# Data to use:
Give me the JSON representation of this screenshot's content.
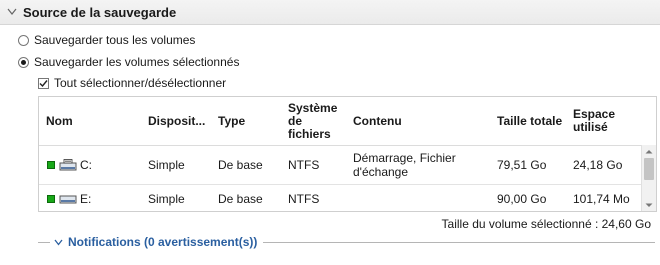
{
  "section": {
    "title": "Source de la sauvegarde",
    "collapse_icon": "chevron-down-icon"
  },
  "backup_options": [
    {
      "label": "Sauvegarder tous les volumes",
      "selected": false
    },
    {
      "label": "Sauvegarder les volumes sélectionnés",
      "selected": true
    }
  ],
  "select_all": {
    "label": "Tout sélectionner/désélectionner",
    "checked": true
  },
  "table": {
    "columns": [
      "Nom",
      "Disposit...",
      "Type",
      "Système de fichiers",
      "Contenu",
      "Taille totale",
      "Espace utilisé"
    ],
    "rows": [
      {
        "checked": true,
        "drive_icon": "system-drive-icon",
        "name": "C:",
        "layout": "Simple",
        "type": "De base",
        "fs": "NTFS",
        "content": "Démarrage, Fichier d'échange",
        "total": "79,51 Go",
        "used": "24,18 Go"
      },
      {
        "checked": true,
        "drive_icon": "hard-drive-icon",
        "name": "E:",
        "layout": "Simple",
        "type": "De base",
        "fs": "NTFS",
        "content": "",
        "total": "90,00 Go",
        "used": "101,74 Mo"
      }
    ]
  },
  "summary": "Taille du volume sélectionné : 24,60 Go",
  "notifications": {
    "label": "Notifications (0 avertissement(s))"
  },
  "colors": {
    "link": "#2a5fa0",
    "check_green": "#18a818"
  }
}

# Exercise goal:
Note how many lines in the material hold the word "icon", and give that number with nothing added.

# Response below:
3